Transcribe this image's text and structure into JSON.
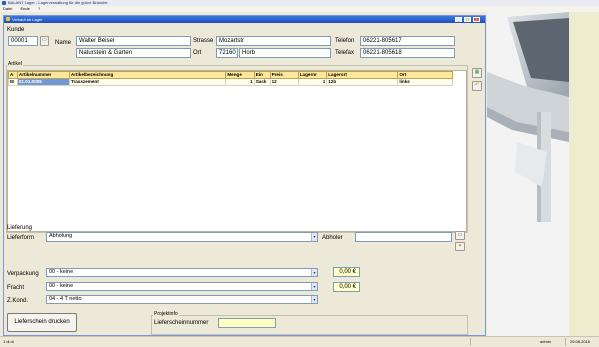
{
  "app": {
    "title": "BALANT Lager - Lagerverwaltung für die grüne Branche",
    "menu": [
      "Datei",
      "Ende",
      "?"
    ]
  },
  "window": {
    "title": "Verkauf ab Lager"
  },
  "kunde": {
    "section_label": "Kunde",
    "number": "00001",
    "name_label": "Name",
    "name_line1": "Walter Beisel",
    "name_line2": "Naturstein & Garten",
    "strasse_label": "Strasse",
    "strasse": "Mozartstr",
    "ort_label": "Ort",
    "plz": "72160",
    "ort": "Horb",
    "telefon_label": "Telefon",
    "telefon": "06221-805617",
    "telefax_label": "Telefax",
    "telefax": "06221-805618"
  },
  "artikel": {
    "group_title": "Artikel",
    "columns": [
      "A",
      "Artikelnummer",
      "Artikelbezeichnung",
      "Menge",
      "Ein",
      "Preis",
      "Lagernr",
      "Lagerort",
      "Ort"
    ],
    "rows": [
      {
        "a": "M",
        "artikelnummer": "01.01.0005",
        "bezeichnung": "Trasszement",
        "menge": "1",
        "ein": "Sack",
        "preis": "12",
        "lagernr": "1",
        "lagerort": "12b",
        "ort": "links"
      }
    ]
  },
  "lieferung": {
    "section_label": "Lieferung",
    "lieferform_label": "Lieferform",
    "lieferform": "Abholung",
    "abholer_label": "Abholer",
    "abholer": ""
  },
  "kosten": {
    "verpackung_label": "Verpackung",
    "verpackung": "00 - keine",
    "verpackung_betrag": "0,00 €",
    "fracht_label": "Fracht",
    "fracht": "00 - keine",
    "fracht_betrag": "0,00 €",
    "zkond_label": "Z.Kond.",
    "zkond": "04 - 4 T netto"
  },
  "projektinfo": {
    "title": "Projektinfo",
    "lieferscheinnummer_label": "Lieferscheinnummer",
    "lieferscheinnummer": ""
  },
  "buttons": {
    "lieferschein_drucken": "Lieferschein drucken"
  },
  "statusbar": {
    "left": "1 di di",
    "user": "admin",
    "date": "29.08.2016"
  }
}
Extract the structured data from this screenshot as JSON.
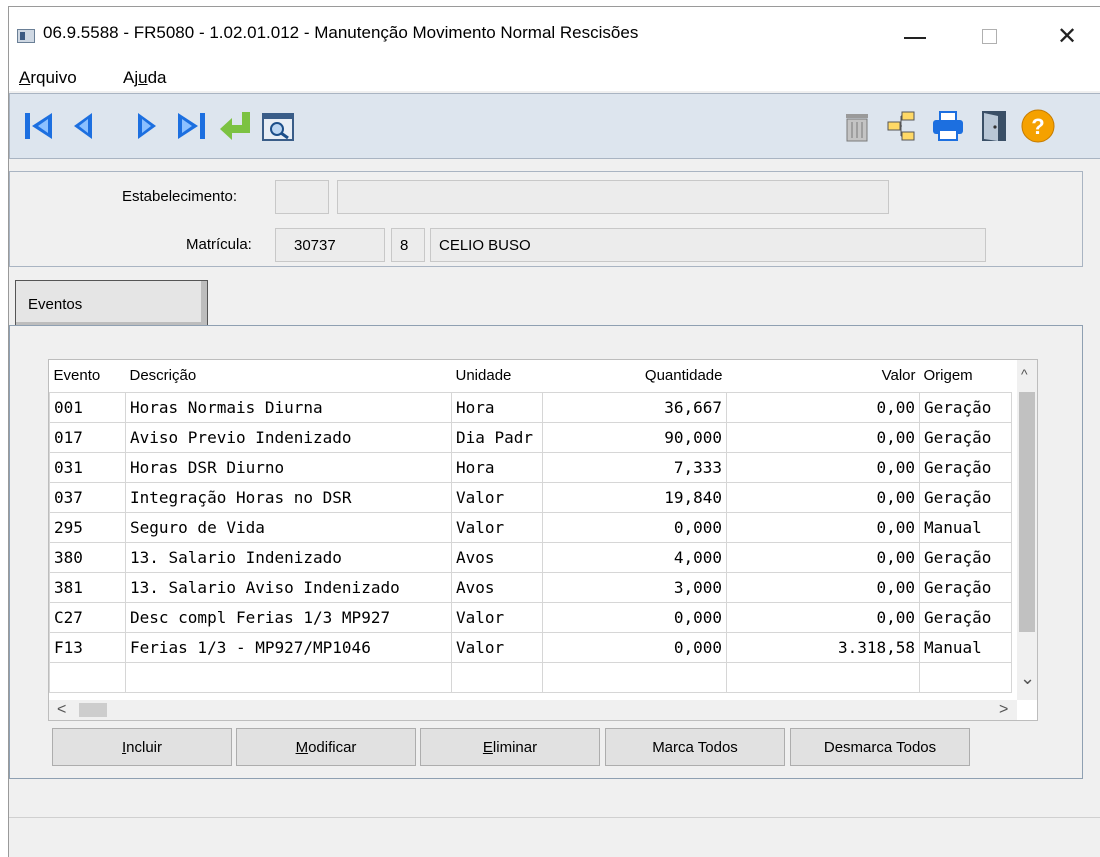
{
  "window": {
    "title": "06.9.5588 - FR5080 - 1.02.01.012 - Manutenção Movimento Normal Rescisões"
  },
  "controls": {
    "close": "✕"
  },
  "menu": {
    "arquivo": {
      "first": "A",
      "rest": "rquivo"
    },
    "ajuda": {
      "pre": "Aj",
      "ul": "u",
      "post": "da"
    }
  },
  "toolbar": {
    "icons": [
      "first-record-icon",
      "previous-record-icon",
      "next-record-icon",
      "last-record-icon",
      "goto-icon",
      "search-icon",
      "trash-icon",
      "tree-icon",
      "print-icon",
      "exit-door-icon",
      "help-icon"
    ],
    "help_label": "?",
    "colors": {
      "nav": "#1c6fe0",
      "goto": "#7cc242",
      "help": "#f5a100"
    }
  },
  "header": {
    "estabelecimento_label": "Estabelecimento:",
    "estabelecimento_code": "",
    "estabelecimento_name": "",
    "matricula_label": "Matrícula:",
    "matricula": "30737",
    "digito": "8",
    "nome": "CELIO BUSO"
  },
  "tab": {
    "label": "Eventos"
  },
  "grid": {
    "columns": [
      "Evento",
      "Descrição",
      "Unidade",
      "Quantidade",
      "Valor",
      "Origem"
    ],
    "rows": [
      [
        "001",
        "Horas Normais Diurna",
        "Hora",
        "36,667",
        "0,00",
        "Geração"
      ],
      [
        "017",
        "Aviso Previo Indenizado",
        "Dia Padr",
        "90,000",
        "0,00",
        "Geração"
      ],
      [
        "031",
        "Horas DSR Diurno",
        "Hora",
        "7,333",
        "0,00",
        "Geração"
      ],
      [
        "037",
        "Integração Horas no DSR",
        "Valor",
        "19,840",
        "0,00",
        "Geração"
      ],
      [
        "295",
        "Seguro de Vida",
        "Valor",
        "0,000",
        "0,00",
        "Manual"
      ],
      [
        "380",
        "13. Salario Indenizado",
        "Avos",
        "4,000",
        "0,00",
        "Geração"
      ],
      [
        "381",
        "13. Salario Aviso Indenizado",
        "Avos",
        "3,000",
        "0,00",
        "Geração"
      ],
      [
        "C27",
        "Desc compl Ferias 1/3 MP927",
        "Valor",
        "0,000",
        "0,00",
        "Geração"
      ],
      [
        "F13",
        "Ferias 1/3 - MP927/MP1046",
        "Valor",
        "0,000",
        "3.318,58",
        "Manual"
      ],
      [
        "",
        "",
        "",
        "",
        "",
        ""
      ]
    ],
    "selected_row": 8,
    "scroll": {
      "up": "^",
      "down": "⌄",
      "left": "<",
      "right": ">"
    }
  },
  "buttons": {
    "incluir": {
      "ul": "I",
      "rest": "ncluir"
    },
    "modificar": {
      "ul": "M",
      "rest": "odificar"
    },
    "eliminar": {
      "ul": "E",
      "rest": "liminar"
    },
    "marca_todos": "Marca Todos",
    "desmarca_todos": "Desmarca Todos"
  }
}
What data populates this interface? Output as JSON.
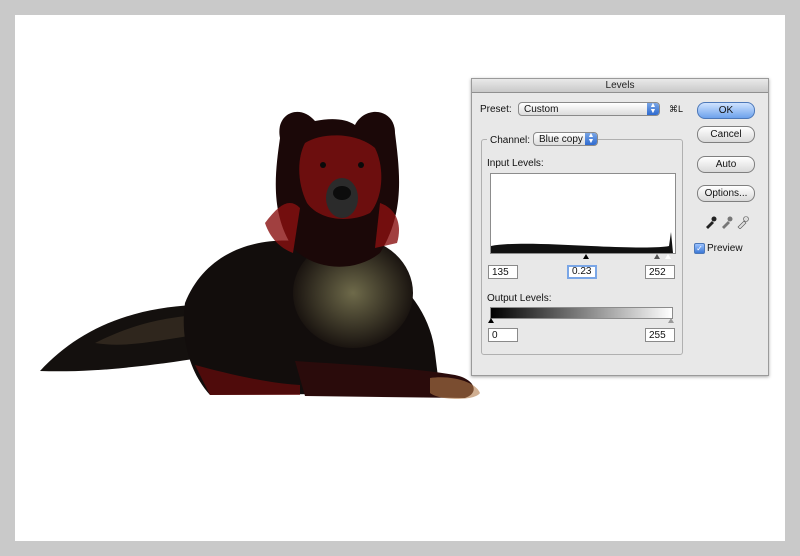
{
  "dialog": {
    "title": "Levels",
    "preset_label": "Preset:",
    "preset_value": "Custom",
    "preset_shortcut": "⌘L",
    "channel_label": "Channel:",
    "channel_value": "Blue copy",
    "input_levels_label": "Input Levels:",
    "input_black": "135",
    "input_gamma": "0.23",
    "input_white": "252",
    "output_levels_label": "Output Levels:",
    "output_black": "0",
    "output_white": "255",
    "buttons": {
      "ok": "OK",
      "cancel": "Cancel",
      "auto": "Auto",
      "options": "Options..."
    },
    "preview_label": "Preview",
    "preview_checked": true
  },
  "icons": [
    "dog-photo",
    "stepper-icon",
    "eyedropper-black-icon",
    "eyedropper-gray-icon",
    "eyedropper-white-icon",
    "checkmark-icon"
  ]
}
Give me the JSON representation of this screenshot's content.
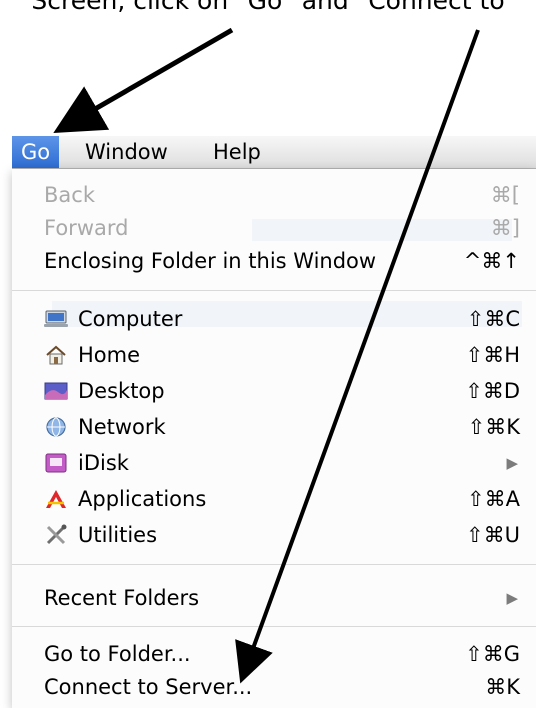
{
  "instruction": "Screen, click on \"Go\" and \"Connect to",
  "menubar": {
    "items": [
      {
        "label": "Go",
        "active": true
      },
      {
        "label": "Window",
        "active": false
      },
      {
        "label": "Help",
        "active": false
      }
    ]
  },
  "menu": {
    "back": {
      "label": "Back",
      "shortcut": "⌘[",
      "enabled": false
    },
    "forward": {
      "label": "Forward",
      "shortcut": "⌘]",
      "enabled": false
    },
    "enclosing": {
      "label": "Enclosing Folder in this Window",
      "shortcut": "^⌘↑"
    },
    "computer": {
      "label": "Computer",
      "shortcut": "⇧⌘C",
      "icon": "computer-icon"
    },
    "home": {
      "label": "Home",
      "shortcut": "⇧⌘H",
      "icon": "home-icon"
    },
    "desktop": {
      "label": "Desktop",
      "shortcut": "⇧⌘D",
      "icon": "desktop-icon"
    },
    "network": {
      "label": "Network",
      "shortcut": "⇧⌘K",
      "icon": "network-icon"
    },
    "idisk": {
      "label": "iDisk",
      "submenu": true,
      "icon": "idisk-icon"
    },
    "applications": {
      "label": "Applications",
      "shortcut": "⇧⌘A",
      "icon": "applications-icon"
    },
    "utilities": {
      "label": "Utilities",
      "shortcut": "⇧⌘U",
      "icon": "utilities-icon"
    },
    "recent": {
      "label": "Recent Folders",
      "submenu": true
    },
    "gotofolder": {
      "label": "Go to Folder...",
      "shortcut": "⇧⌘G"
    },
    "connect": {
      "label": "Connect to Server...",
      "shortcut": "⌘K"
    }
  },
  "colors": {
    "menu_highlight": "#3a78dc",
    "arrow": "#000000",
    "disabled_text": "#a9a9a9"
  }
}
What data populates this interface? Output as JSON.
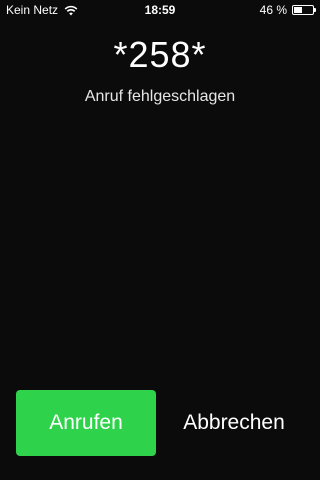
{
  "status_bar": {
    "carrier": "Kein Netz",
    "time": "18:59",
    "battery_text": "46 %",
    "battery_level": 0.46,
    "wifi_icon": "wifi-icon",
    "battery_icon": "battery-icon"
  },
  "call": {
    "number": "*258*",
    "status": "Anruf fehlgeschlagen"
  },
  "actions": {
    "call_label": "Anrufen",
    "cancel_label": "Abbrechen"
  },
  "colors": {
    "background": "#0b0b0b",
    "call_button": "#2ed34b"
  }
}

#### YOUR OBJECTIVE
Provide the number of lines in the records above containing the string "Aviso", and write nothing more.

#### REPLY TO THE EXERCISE
2